> What the task requires
Leave out the images; return the rest of the data exactly.

Entries from a dataset of interfaces
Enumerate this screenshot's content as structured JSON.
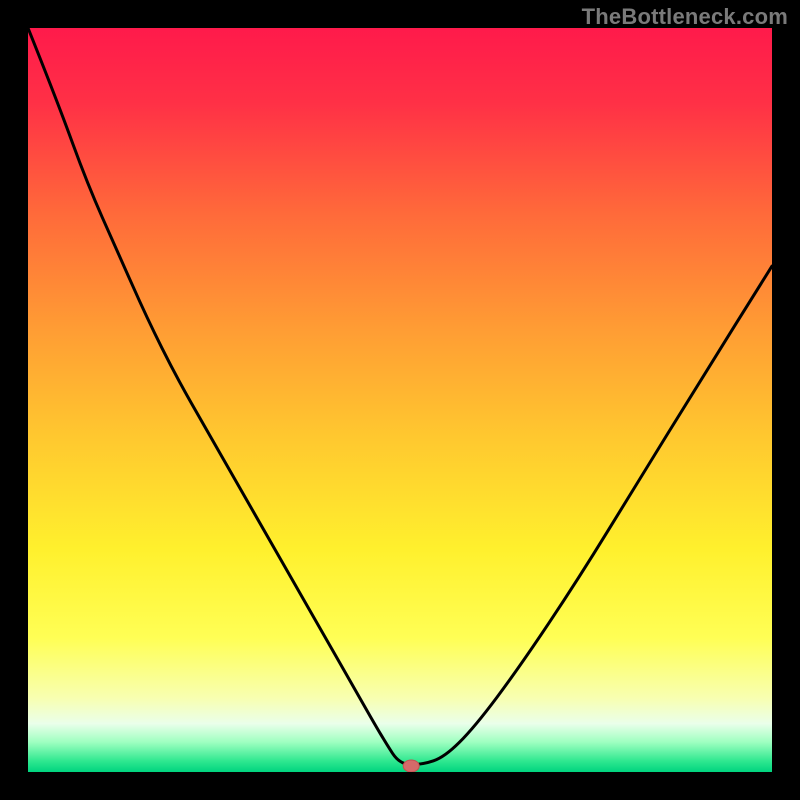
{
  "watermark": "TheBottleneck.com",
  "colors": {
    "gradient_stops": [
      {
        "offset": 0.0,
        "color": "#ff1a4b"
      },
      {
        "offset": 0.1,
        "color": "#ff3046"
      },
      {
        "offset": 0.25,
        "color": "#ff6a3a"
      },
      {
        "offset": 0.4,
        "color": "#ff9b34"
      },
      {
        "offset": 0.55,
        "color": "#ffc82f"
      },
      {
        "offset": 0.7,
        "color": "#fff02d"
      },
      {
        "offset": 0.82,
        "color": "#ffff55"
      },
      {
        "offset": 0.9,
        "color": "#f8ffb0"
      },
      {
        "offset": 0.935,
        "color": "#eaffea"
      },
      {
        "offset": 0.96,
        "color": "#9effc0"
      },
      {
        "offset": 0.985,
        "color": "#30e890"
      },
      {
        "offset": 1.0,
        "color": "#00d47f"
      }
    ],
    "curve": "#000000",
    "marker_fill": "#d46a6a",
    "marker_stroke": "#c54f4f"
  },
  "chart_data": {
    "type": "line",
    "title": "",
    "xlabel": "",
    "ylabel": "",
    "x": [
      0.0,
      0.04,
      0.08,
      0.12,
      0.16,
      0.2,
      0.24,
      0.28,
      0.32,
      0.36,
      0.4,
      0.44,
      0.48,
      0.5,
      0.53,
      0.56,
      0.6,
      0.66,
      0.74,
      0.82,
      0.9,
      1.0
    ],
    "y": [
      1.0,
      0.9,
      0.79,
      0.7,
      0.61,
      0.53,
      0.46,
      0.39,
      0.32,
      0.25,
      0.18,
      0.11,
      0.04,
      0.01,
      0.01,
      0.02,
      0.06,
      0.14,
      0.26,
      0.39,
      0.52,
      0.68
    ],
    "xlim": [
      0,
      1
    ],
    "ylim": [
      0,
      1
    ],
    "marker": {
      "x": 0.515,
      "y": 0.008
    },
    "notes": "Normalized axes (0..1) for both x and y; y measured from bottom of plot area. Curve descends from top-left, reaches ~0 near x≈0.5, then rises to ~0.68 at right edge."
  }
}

> Answer area
Enumerate this screenshot's content as structured JSON.
{
  "watermark": "TheBottleneck.com",
  "colors": {
    "gradient_stops": [
      {
        "offset": 0.0,
        "color": "#ff1a4b"
      },
      {
        "offset": 0.1,
        "color": "#ff3046"
      },
      {
        "offset": 0.25,
        "color": "#ff6a3a"
      },
      {
        "offset": 0.4,
        "color": "#ff9b34"
      },
      {
        "offset": 0.55,
        "color": "#ffc82f"
      },
      {
        "offset": 0.7,
        "color": "#fff02d"
      },
      {
        "offset": 0.82,
        "color": "#ffff55"
      },
      {
        "offset": 0.9,
        "color": "#f8ffb0"
      },
      {
        "offset": 0.935,
        "color": "#eaffea"
      },
      {
        "offset": 0.96,
        "color": "#9effc0"
      },
      {
        "offset": 0.985,
        "color": "#30e890"
      },
      {
        "offset": 1.0,
        "color": "#00d47f"
      }
    ],
    "curve": "#000000",
    "marker_fill": "#d46a6a",
    "marker_stroke": "#c54f4f"
  },
  "chart_data": {
    "type": "line",
    "title": "",
    "xlabel": "",
    "ylabel": "",
    "x": [
      0.0,
      0.04,
      0.08,
      0.12,
      0.16,
      0.2,
      0.24,
      0.28,
      0.32,
      0.36,
      0.4,
      0.44,
      0.48,
      0.5,
      0.53,
      0.56,
      0.6,
      0.66,
      0.74,
      0.82,
      0.9,
      1.0
    ],
    "y": [
      1.0,
      0.9,
      0.79,
      0.7,
      0.61,
      0.53,
      0.46,
      0.39,
      0.32,
      0.25,
      0.18,
      0.11,
      0.04,
      0.01,
      0.01,
      0.02,
      0.06,
      0.14,
      0.26,
      0.39,
      0.52,
      0.68
    ],
    "xlim": [
      0,
      1
    ],
    "ylim": [
      0,
      1
    ],
    "marker": {
      "x": 0.515,
      "y": 0.008
    },
    "notes": "Normalized axes (0..1) for both x and y; y measured from bottom of plot area. Curve descends from top-left, reaches ~0 near x≈0.5, then rises to ~0.68 at right edge."
  }
}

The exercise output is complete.